BRIEF - Word for word, set down the listing that appears after this line.

INFORMATION GIVEN section start

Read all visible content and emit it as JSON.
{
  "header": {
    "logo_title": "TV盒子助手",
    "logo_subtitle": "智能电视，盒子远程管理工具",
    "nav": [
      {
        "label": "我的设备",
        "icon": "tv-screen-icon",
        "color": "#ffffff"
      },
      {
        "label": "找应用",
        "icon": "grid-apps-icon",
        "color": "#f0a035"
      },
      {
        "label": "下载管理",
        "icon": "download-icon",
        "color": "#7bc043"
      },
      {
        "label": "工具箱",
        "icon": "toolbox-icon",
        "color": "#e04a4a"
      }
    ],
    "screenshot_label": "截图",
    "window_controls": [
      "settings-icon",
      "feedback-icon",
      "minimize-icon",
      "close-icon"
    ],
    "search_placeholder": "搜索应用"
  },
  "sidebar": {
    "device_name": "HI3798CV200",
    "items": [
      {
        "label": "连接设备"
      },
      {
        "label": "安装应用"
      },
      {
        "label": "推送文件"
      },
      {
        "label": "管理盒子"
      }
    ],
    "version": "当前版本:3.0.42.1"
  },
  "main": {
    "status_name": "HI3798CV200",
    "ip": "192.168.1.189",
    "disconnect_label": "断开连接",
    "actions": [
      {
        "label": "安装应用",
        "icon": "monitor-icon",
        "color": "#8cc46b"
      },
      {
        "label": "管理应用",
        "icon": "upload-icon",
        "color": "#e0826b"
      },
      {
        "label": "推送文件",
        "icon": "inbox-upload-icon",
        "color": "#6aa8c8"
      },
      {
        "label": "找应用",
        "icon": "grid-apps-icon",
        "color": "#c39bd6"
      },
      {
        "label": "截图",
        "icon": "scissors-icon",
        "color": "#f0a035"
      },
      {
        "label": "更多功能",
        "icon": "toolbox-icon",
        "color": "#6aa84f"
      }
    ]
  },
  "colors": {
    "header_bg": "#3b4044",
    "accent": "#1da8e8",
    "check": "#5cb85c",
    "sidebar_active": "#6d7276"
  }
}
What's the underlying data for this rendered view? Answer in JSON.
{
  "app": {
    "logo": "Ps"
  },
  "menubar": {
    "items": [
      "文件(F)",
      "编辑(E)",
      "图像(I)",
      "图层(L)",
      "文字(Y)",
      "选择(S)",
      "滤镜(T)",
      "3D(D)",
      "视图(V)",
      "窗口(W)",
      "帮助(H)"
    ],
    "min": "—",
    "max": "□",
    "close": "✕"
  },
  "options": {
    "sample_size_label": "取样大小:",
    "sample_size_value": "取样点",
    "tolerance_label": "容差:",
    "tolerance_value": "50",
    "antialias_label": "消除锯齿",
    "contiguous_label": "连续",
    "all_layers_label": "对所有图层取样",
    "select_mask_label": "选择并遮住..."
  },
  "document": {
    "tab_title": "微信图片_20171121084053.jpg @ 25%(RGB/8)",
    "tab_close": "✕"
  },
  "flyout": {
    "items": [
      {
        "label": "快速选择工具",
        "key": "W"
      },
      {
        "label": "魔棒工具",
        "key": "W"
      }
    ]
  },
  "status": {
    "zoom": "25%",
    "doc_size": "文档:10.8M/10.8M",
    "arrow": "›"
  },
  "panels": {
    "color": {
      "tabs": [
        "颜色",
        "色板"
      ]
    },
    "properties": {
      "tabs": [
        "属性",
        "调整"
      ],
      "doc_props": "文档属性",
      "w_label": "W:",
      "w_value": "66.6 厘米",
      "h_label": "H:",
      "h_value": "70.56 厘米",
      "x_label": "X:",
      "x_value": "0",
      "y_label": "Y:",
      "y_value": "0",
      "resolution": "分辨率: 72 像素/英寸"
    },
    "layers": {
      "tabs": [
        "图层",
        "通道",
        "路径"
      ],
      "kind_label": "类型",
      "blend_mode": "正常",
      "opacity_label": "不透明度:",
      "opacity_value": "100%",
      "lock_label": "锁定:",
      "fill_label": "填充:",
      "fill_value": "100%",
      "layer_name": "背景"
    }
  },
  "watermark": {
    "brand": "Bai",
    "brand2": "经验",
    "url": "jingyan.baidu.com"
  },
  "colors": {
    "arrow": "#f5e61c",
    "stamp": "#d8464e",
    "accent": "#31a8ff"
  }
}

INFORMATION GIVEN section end

REPLY -
Read all visible content and emit it as JSON.
{
  "header": {
    "logo_title": "TV盒子助手",
    "logo_subtitle": "智能电视，盒子远程管理工具",
    "nav": [
      {
        "label": "我的设备",
        "icon": "tv-screen-icon",
        "color": "#ffffff"
      },
      {
        "label": "找应用",
        "icon": "grid-apps-icon",
        "color": "#f0a035"
      },
      {
        "label": "下载管理",
        "icon": "download-icon",
        "color": "#7bc043"
      },
      {
        "label": "工具箱",
        "icon": "toolbox-icon",
        "color": "#e04a4a"
      }
    ],
    "screenshot_label": "截图",
    "window_controls": [
      "settings-icon",
      "feedback-icon",
      "minimize-icon",
      "close-icon"
    ],
    "search_placeholder": "搜索应用"
  },
  "sidebar": {
    "device_name": "HI3798CV200",
    "items": [
      {
        "label": "连接设备"
      },
      {
        "label": "安装应用"
      },
      {
        "label": "推送文件"
      },
      {
        "label": "管理盒子"
      }
    ],
    "version": "当前版本:3.0.42.1"
  },
  "main": {
    "status_name": "HI3798CV200",
    "ip": "192.168.1.189",
    "disconnect_label": "断开连接",
    "actions": [
      {
        "label": "安装应用",
        "icon": "monitor-icon",
        "color": "#8cc46b"
      },
      {
        "label": "管理应用",
        "icon": "upload-icon",
        "color": "#e0826b"
      },
      {
        "label": "推送文件",
        "icon": "inbox-upload-icon",
        "color": "#6aa8c8"
      },
      {
        "label": "找应用",
        "icon": "grid-apps-icon",
        "color": "#c39bd6"
      },
      {
        "label": "截图",
        "icon": "scissors-icon",
        "color": "#f0a035"
      },
      {
        "label": "更多功能",
        "icon": "toolbox-icon",
        "color": "#6aa84f"
      }
    ]
  },
  "colors": {
    "header_bg": "#3b4044",
    "accent": "#1da8e8",
    "check": "#5cb85c",
    "sidebar_active": "#6d7276"
  }
}
What's the underlying data for this rendered view? Answer in JSON.
{
  "app": {
    "logo": "Ps"
  },
  "menubar": {
    "items": [
      "文件(F)",
      "编辑(E)",
      "图像(I)",
      "图层(L)",
      "文字(Y)",
      "选择(S)",
      "滤镜(T)",
      "3D(D)",
      "视图(V)",
      "窗口(W)",
      "帮助(H)"
    ],
    "min": "—",
    "max": "□",
    "close": "✕"
  },
  "options": {
    "sample_size_label": "取样大小:",
    "sample_size_value": "取样点",
    "tolerance_label": "容差:",
    "tolerance_value": "50",
    "antialias_label": "消除锯齿",
    "contiguous_label": "连续",
    "all_layers_label": "对所有图层取样",
    "select_mask_label": "选择并遮住..."
  },
  "document": {
    "tab_title": "微信图片_20171121084053.jpg @ 25%(RGB/8)",
    "tab_close": "✕"
  },
  "flyout": {
    "items": [
      {
        "label": "快速选择工具",
        "key": "W"
      },
      {
        "label": "魔棒工具",
        "key": "W"
      }
    ]
  },
  "status": {
    "zoom": "25%",
    "doc_size": "文档:10.8M/10.8M",
    "arrow": "›"
  },
  "panels": {
    "color": {
      "tabs": [
        "颜色",
        "色板"
      ]
    },
    "properties": {
      "tabs": [
        "属性",
        "调整"
      ],
      "doc_props": "文档属性",
      "w_label": "W:",
      "w_value": "66.6 厘米",
      "h_label": "H:",
      "h_value": "70.56 厘米",
      "x_label": "X:",
      "x_value": "0",
      "y_label": "Y:",
      "y_value": "0",
      "resolution": "分辨率: 72 像素/英寸"
    },
    "layers": {
      "tabs": [
        "图层",
        "通道",
        "路径"
      ],
      "kind_label": "类型",
      "blend_mode": "正常",
      "opacity_label": "不透明度:",
      "opacity_value": "100%",
      "lock_label": "锁定:",
      "fill_label": "填充:",
      "fill_value": "100%",
      "layer_name": "背景"
    }
  },
  "watermark": {
    "brand": "Bai",
    "brand2": "经验",
    "url": "jingyan.baidu.com"
  },
  "colors": {
    "arrow": "#f5e61c",
    "stamp": "#d8464e",
    "accent": "#31a8ff"
  }
}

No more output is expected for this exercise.